This all reminded me of a study I wrote this past summer about “I Am.” I studied everywhere in the Bible where “I am” was mentioned. I learned something really cool. When we focus on who God is, we are less likely to focus on who or what we are not. God was showing me the same concept about prayer. When we go to God with our burdens, we free ourselves up from the energy and time it takes to try to figure out how to carry those burdens on our own. In our freedom, we are more likely to be our natural selves. Kids have a tendency to get caught up in wondering how the cool kids will like them, how they can be a cool kid, what they will say at lunch, who they will sit with at lunch, how they will figure out their locker, or where their class is, if someone will be mean or nice, and on and on and on. When we pray with our children, we show them, by example, that going to God with it all, frees us up to be who God intended us to be: a child that depends on God for all of it, relying on the confidence we have in Christ – not self. When we remove the self out of confidence – we are free in Christ – to live – and dream and hope – and live by faith – not fear.

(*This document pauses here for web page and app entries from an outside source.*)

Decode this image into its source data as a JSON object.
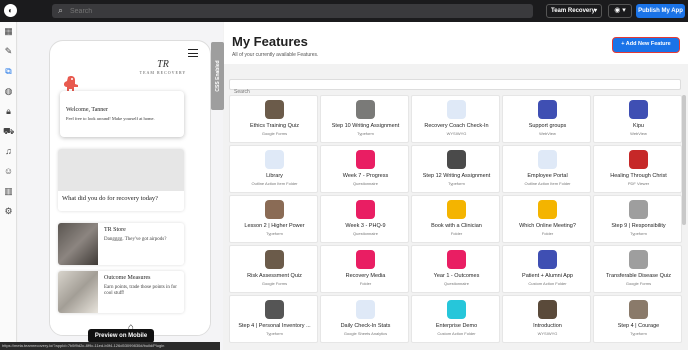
{
  "topbar": {
    "logo": "tr-logo",
    "search_placeholder": "Search",
    "team": "Team Recovery",
    "publish_label": "Publish My App"
  },
  "nav_icons": [
    "grid-icon",
    "pencil-icon",
    "layers-icon",
    "palette-icon",
    "lock-icon",
    "cart-icon",
    "bell-icon",
    "users-icon",
    "chart-icon",
    "gear-icon"
  ],
  "preview": {
    "css_tab": "CSS Enabled",
    "logo_big": "TR",
    "logo_small": "TEAM RECOVERY",
    "welcome_title": "Welcome, Tanner",
    "welcome_text": "Feel free to look around! Make yourself at home.",
    "recovery_question": "What did you do for recovery today?",
    "store_title": "TR Store",
    "store_text": "Dangggg. They've got airpods?",
    "outcome_title": "Outcome Measures",
    "outcome_text": "Earn points, trade those points in for cool stuff!",
    "preview_button": "Preview on Mobile"
  },
  "main": {
    "title": "My Features",
    "subtitle": "All of your currently available Features.",
    "add_button": "+ Add New Feature",
    "search_placeholder": "Search"
  },
  "features": [
    {
      "name": "Ethics Training Quiz",
      "type": "Google Forms",
      "color": "#6b5b4a"
    },
    {
      "name": "Step 10 Writing Assignment",
      "type": "Typeform",
      "color": "#7a7a78"
    },
    {
      "name": "Recovery Coach Check-In",
      "type": "WYSIWYG",
      "color": "#dfe9f7"
    },
    {
      "name": "Support groups",
      "type": "WebView",
      "color": "#3f4fb3"
    },
    {
      "name": "Kipu",
      "type": "WebView",
      "color": "#3f4fb3"
    },
    {
      "name": "Library",
      "type": "Outline Action Item Folder",
      "color": "#dfe9f7"
    },
    {
      "name": "Week 7 - Progress",
      "type": "Questionnaire",
      "color": "#e91e63"
    },
    {
      "name": "Step 12 Writing Assignment",
      "type": "Typeform",
      "color": "#4a4a4a"
    },
    {
      "name": "Employee Portal",
      "type": "Outline Action Item Folder",
      "color": "#dfe9f7"
    },
    {
      "name": "Healing Through Christ",
      "type": "PDF Viewer",
      "color": "#c62828"
    },
    {
      "name": "Lesson 2 | Higher Power",
      "type": "Typeform",
      "color": "#8a6b55"
    },
    {
      "name": "Week 3 - PHQ-9",
      "type": "Questionnaire",
      "color": "#e91e63"
    },
    {
      "name": "Book with a Clinician",
      "type": "Folder",
      "color": "#f4b400"
    },
    {
      "name": "Which Online Meeting?",
      "type": "Folder",
      "color": "#f4b400"
    },
    {
      "name": "Step 9 | Responsibility",
      "type": "Typeform",
      "color": "#9e9e9e"
    },
    {
      "name": "Risk Assessment Quiz",
      "type": "Google Forms",
      "color": "#6b5b4a"
    },
    {
      "name": "Recovery Media",
      "type": "Folder",
      "color": "#e91e63"
    },
    {
      "name": "Year 1 - Outcomes",
      "type": "Questionnaire",
      "color": "#e91e63"
    },
    {
      "name": "Patient + Alumni App",
      "type": "Custom Action Folder",
      "color": "#3f4fb3"
    },
    {
      "name": "Transferable Disease Quiz",
      "type": "Google Forms",
      "color": "#9e9e9e"
    },
    {
      "name": "Step 4 | Personal Inventory ...",
      "type": "Typeform",
      "color": "#555555"
    },
    {
      "name": "Daily Check-In Stats",
      "type": "Google Sheets Analytics",
      "color": "#dfe9f7"
    },
    {
      "name": "Enterprise Demo",
      "type": "Custom Action Folder",
      "color": "#26c6da"
    },
    {
      "name": "Introduction",
      "type": "WYSIWYG",
      "color": "#5a4a3a"
    },
    {
      "name": "Step 4 | Courage",
      "type": "Typeform",
      "color": "#8a7a6a"
    }
  ],
  "statusbar": "https://meta.teamrecovery.io/?appId=7b5f9d2c-8f9c-11ed-b0f4-126d53099830#/build/Plugin"
}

I understood that while it was good that Jacob and I had learned to be comfortable in the silence of deafness, listening and communicating with God in our hearts, it was still profoundly important to teach Jacob to voice and confess his concerns to God on all occasions, thereby increasing his faith and his confidence in Christ. It’s funny how I got so comfortable with deafness that I forgot to utilize my physical ears and my physical voice to edify my profoundly deaf, now able to hear with his cochlear implant on, son. I must remember that when I overcome a huge obstacle – like deafness – or fear, I must not settle in and set up camp on the plateau of the mountain of life. God wants me to continue to climb to the next level. Most importantly, I must teach my children to keep climbing, continually going to God and talking to Him about it all with profound confidence that He is able to do all that He said He would do.
In him and through faith in him we may approach God with freedom and confidence.
Now the Lord is the Spirit, and where the Spirit of the Lord is, there is freedom. And we, who with unveiled faces all reflect the Lord’s glory, are being transformed into his likeness with ever-increasing glory, which comes from the Lord, who is the Spirit.
2 Corinthians 3:17
Warrior Moms Unite! ®
The Warrior Mom Ministry was founded by Kristina Seymour, author of The Warrior Mom Handbook – Equipping Women through the Word, a Bible study for moms who desire to live by faith in the midst of their everyday lives. Kristina has learned that moms can't survive on caffeine and animal crackers alone; women in the Word and in community are united and able to stand firm. To learn more about The Warrior Mom Handbook, the Warrior Mom Ministry, and to sign up for daily encouragement, visit, www.warriormoms.net.